Well, they could start by making NU’s Andi read a few of their comics instead of inciting persecution of a harmless minority.

Andi Djamaro

“We ask that the government do not hesitate in taking action,” said Andi Djamaro. Yeah, so moderate. Let the state strike down freedom of worship!

Chairman MSKP3I KH Noer Muhammad Iskandar SQ who hosted the meeting, added that the Ahmadiyya issue was not a matter of freedom of belief  guaranteed by the constitution.

“The issue is precisely that, the problem being that Ahmadiyah is defamation of religion, particularly Islam,” he said.


Besides, added Kiai Noer, Ahmadis have clearly violated the provisions set forth in the joint decree (SKB).

That’s the Tri-Ministerial Diktat, by which the Government stripped Ahmadis of the constitutional rights guaranteed to all religions in Indonesia.

“Therefore, all Islamic organizations, including the Indonesian Ulema Council, must unite for dissolution of Ahmadiyah,” Noer said.

So this highly representative pesantren body openly loathes freedom of religion, and backs suppression of Ahmadiyah by means of the Tri-Ministerial Diktat. Does it include in its ranks the schools ‘cooperating’ with Choirul and Nur at the Ministry. Are these bigot kyai playing some kind of game with pluralist comics on one desk and rants against Ahmadiyah on the other? Is money being poured down a deceptive drain.?

I’d love to be proven wrong, but I couldn’t find ONE  instance of a pesantren leader speaking up for Ahmadi rights. I’d welcome any such example any critic can send me, and promise to publish it.

And it isn’t just Ross who critiques the Diktat in this way.

Catholic scholar Franz Magnis Suseno was quoted in the same Harian Pelita article thus. “I think the actions of the Minister of Religion is a very wrong and shameful,” he said, adding that the government should not have issued the decree because it is not within its authority. Said Mr. Suseno, a lecturer at the Driyarkara School of Philosophy ‘the citizens are guaranteed the protection of the 1945 Constitution in the conduct of worship.

And those poor Ahmadiyah sure aren’t getting much benefit from that guarantee these days.

Deden Sujana, head of security for the Indonesian Ahmadiyah Congregation (JAI) during his trial at Serang District Court.  (Antara Photo/Asep Fathulrahman)Deden Sujana



Jakarta Globe today

For months Deden Sujana had to be treated in a Jakarta hospital. He was put on life support as doctors raced to save his right hand, which was nearly severed during a deadly attack on members of the Muslim minority sect Ahmadiyah in February.

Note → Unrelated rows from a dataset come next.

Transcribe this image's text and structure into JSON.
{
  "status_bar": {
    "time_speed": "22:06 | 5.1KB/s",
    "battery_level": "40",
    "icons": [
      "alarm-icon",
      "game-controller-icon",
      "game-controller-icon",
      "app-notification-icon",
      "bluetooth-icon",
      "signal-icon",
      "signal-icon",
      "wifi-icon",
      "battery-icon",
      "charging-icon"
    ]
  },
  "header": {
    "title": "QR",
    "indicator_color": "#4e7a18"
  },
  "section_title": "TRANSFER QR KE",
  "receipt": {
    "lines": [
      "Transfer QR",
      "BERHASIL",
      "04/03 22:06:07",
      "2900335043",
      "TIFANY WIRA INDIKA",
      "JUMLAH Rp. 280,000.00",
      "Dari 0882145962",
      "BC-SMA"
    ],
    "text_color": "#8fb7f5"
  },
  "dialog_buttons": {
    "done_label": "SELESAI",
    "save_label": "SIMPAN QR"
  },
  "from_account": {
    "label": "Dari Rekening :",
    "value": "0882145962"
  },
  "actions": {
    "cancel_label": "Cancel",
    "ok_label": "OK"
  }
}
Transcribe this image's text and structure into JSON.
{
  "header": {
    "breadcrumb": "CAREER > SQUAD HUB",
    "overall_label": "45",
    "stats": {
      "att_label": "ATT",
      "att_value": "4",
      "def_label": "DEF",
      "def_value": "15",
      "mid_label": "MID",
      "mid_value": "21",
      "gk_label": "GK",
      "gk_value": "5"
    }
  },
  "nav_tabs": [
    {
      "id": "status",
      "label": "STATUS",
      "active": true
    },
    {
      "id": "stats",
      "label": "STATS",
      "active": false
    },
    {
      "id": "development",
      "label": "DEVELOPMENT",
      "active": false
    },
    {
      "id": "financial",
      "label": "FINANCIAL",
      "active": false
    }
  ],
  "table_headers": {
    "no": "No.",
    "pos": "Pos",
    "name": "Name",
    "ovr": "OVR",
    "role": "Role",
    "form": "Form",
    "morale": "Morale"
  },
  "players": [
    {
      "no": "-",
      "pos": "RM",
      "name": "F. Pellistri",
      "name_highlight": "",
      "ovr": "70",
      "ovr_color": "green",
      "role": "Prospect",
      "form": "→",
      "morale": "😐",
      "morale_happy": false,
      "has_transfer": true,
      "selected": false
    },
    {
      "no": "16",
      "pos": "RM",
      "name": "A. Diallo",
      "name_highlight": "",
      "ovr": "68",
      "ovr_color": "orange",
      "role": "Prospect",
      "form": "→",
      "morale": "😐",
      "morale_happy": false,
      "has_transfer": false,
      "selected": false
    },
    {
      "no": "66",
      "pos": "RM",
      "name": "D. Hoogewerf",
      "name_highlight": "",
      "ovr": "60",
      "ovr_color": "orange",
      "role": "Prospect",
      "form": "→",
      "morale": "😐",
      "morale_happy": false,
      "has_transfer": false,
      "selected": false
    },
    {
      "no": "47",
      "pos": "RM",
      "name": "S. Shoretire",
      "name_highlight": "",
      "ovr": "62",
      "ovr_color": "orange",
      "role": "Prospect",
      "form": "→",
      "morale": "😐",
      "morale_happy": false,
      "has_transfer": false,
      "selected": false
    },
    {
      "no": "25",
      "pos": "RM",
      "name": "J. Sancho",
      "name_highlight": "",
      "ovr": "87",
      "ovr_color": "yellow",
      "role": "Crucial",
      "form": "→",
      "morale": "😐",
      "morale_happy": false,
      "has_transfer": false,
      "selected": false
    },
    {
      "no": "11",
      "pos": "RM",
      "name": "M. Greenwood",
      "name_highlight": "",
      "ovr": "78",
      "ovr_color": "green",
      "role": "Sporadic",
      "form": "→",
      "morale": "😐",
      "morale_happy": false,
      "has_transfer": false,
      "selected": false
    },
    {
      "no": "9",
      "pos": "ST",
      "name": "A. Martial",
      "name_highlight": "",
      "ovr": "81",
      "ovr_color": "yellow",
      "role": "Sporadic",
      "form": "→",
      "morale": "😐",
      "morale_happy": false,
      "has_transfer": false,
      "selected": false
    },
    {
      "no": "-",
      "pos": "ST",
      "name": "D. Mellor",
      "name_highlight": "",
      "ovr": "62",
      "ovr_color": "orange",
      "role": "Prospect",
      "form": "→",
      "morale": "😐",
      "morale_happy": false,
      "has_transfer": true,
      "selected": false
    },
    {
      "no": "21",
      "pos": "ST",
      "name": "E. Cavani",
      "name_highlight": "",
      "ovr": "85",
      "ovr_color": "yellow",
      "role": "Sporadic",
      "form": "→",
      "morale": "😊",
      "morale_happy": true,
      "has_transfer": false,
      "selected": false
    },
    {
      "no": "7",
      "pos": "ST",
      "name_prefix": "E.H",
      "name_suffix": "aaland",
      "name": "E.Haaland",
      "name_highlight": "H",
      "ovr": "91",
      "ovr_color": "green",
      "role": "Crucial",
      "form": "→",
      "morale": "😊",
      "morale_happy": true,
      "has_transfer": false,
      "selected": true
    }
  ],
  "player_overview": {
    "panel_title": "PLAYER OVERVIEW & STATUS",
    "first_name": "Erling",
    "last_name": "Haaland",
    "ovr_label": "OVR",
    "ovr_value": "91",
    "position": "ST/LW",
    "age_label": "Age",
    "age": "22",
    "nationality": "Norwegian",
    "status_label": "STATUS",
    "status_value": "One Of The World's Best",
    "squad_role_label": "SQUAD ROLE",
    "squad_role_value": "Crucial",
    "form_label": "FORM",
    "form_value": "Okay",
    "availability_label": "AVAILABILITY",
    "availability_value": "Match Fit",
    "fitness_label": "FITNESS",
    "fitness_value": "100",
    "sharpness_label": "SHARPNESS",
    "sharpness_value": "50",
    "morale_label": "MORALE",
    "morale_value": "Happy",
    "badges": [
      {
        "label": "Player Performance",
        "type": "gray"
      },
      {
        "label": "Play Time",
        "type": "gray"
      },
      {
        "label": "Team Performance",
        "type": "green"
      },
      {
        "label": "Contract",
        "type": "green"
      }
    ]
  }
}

Now in jail for provoking the attack and still facing intimidation, Deden told the Jakarta Globe in an interview on Thursday that when a mob of 1,500 descended upon an Ahmadi’s house in Cikeusik, Banten, he was prepared to die…Deden said he was concerned about the threats and intimidation he continued to face, even behind bars.
Since his trial began last month, Deden said several people claiming to represent the local administration had approached him before trial sessions. They said he could have his charges dropped or given a lenient sentence if he renounced his faith as an Ahmadi.